CPAR currently operates out of Arusha Town where staff – all Tanzanian nationals – are implementing projects related to maternal, newborn and child health, food security, improving livelihoods, nutrition, water, sanitation and hygiene and environmental rehabilitation.
Meet Our Staff From the Arusha Office
Michael Kambele, Finance Officer
Michael enjoys helping others and collaborating with his colleagues in order to make this a possibility. In his free time, he enjoys trekking Mount Kilimanjaro and Mount Meru, as well as spending time with his children.

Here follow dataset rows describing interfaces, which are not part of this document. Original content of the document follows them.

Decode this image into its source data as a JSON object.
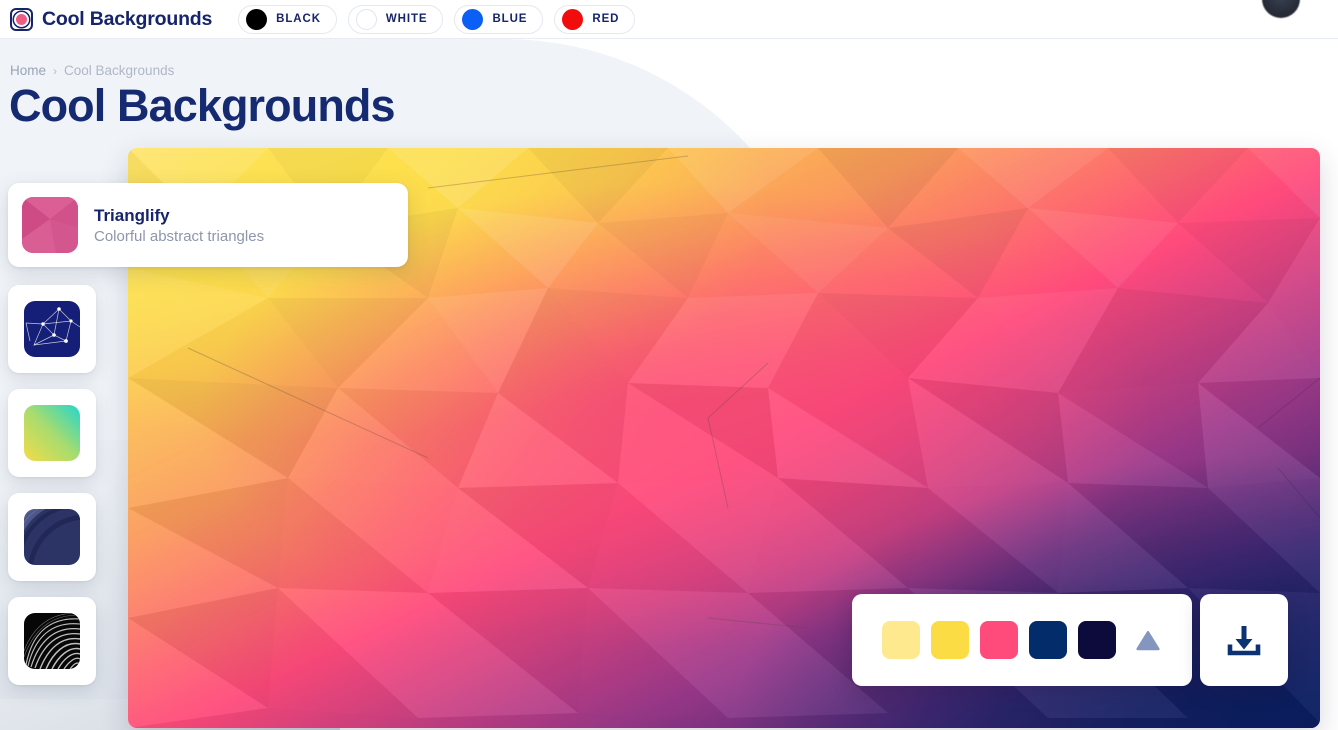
{
  "app": {
    "brand_title": "Cool Backgrounds",
    "logo_icon": "target-circle-icon"
  },
  "topbar": {
    "color_filters": [
      {
        "label": "BLACK",
        "color": "#000000",
        "icon": "color-dot-icon"
      },
      {
        "label": "WHITE",
        "color": "#ffffff",
        "icon": "color-dot-icon"
      },
      {
        "label": "BLUE",
        "color": "#0b5ff5",
        "icon": "color-dot-icon"
      },
      {
        "label": "RED",
        "color": "#f30c0c",
        "icon": "color-dot-icon"
      }
    ]
  },
  "breadcrumb": {
    "home_label": "Home",
    "separator": "›",
    "current_label": "Cool Backgrounds"
  },
  "page": {
    "title": "Cool Backgrounds"
  },
  "pattern_card": {
    "name": "Trianglify",
    "description": "Colorful abstract triangles",
    "thumb_icon": "trianglify-thumbnail"
  },
  "thumbnails": [
    {
      "name": "Particles",
      "icon": "particles-thumbnail"
    },
    {
      "name": "Gradient",
      "icon": "gradient-thumbnail"
    },
    {
      "name": "Arcs",
      "icon": "arcs-thumbnail"
    },
    {
      "name": "Moire",
      "icon": "moire-thumbnail"
    }
  ],
  "toolbar": {
    "swatches": [
      {
        "name": "swatch-light-yellow",
        "color": "#ffe98f"
      },
      {
        "name": "swatch-yellow",
        "color": "#fbdc44"
      },
      {
        "name": "swatch-pink",
        "color": "#ff4a7c"
      },
      {
        "name": "swatch-navy",
        "color": "#032c6a"
      },
      {
        "name": "swatch-dark-navy",
        "color": "#0d0a3c"
      }
    ],
    "triangle_icon": "triangle-up-icon",
    "triangle_color": "#8496bf",
    "download_icon": "download-icon",
    "download_color": "#0d3274"
  },
  "colors": {
    "brand_navy": "#16256b",
    "title_navy": "#162a72",
    "muted_text": "#9aa3b6",
    "page_bg": "#f0f4f8"
  },
  "canvas": {
    "pattern": "trianglify",
    "palette_start": "#ffe98f",
    "palette_mid": "#ff4a7c",
    "palette_end": "#0d0a3c"
  }
}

He recommends the Ngorongoro Crater to anyone who visits Tanzania, as it is considered to be one of the world’s most astonishing natural wonders.
Innocent Leoni Mlay, Project Officer
Innocent’s favourite part of his job is the ability to help families and local communities become healthier through the implementation of CPAR projects. He also enjoys helping these families and communities grow economically. When not at work, Innocent enjoys spending time with his family and working in his maize field.
Sifuel J. Akyoo, Project Officer
Sifuel loves to see positive change in the communities he works in, especially hearing testimonies of how the projects he’s helped implement has affected the people. When working on these projects, his motto is “start with what they have”. This reminds him to appreciate the efforts currently being shown and to keep note of it when implementing projects. If you ever visit Tanzania, Sifuel recommends visiting the Maasai tribe of the Ngorongoro Conservation Area. The conservation area is breathtaking and filled with the most amazing animals.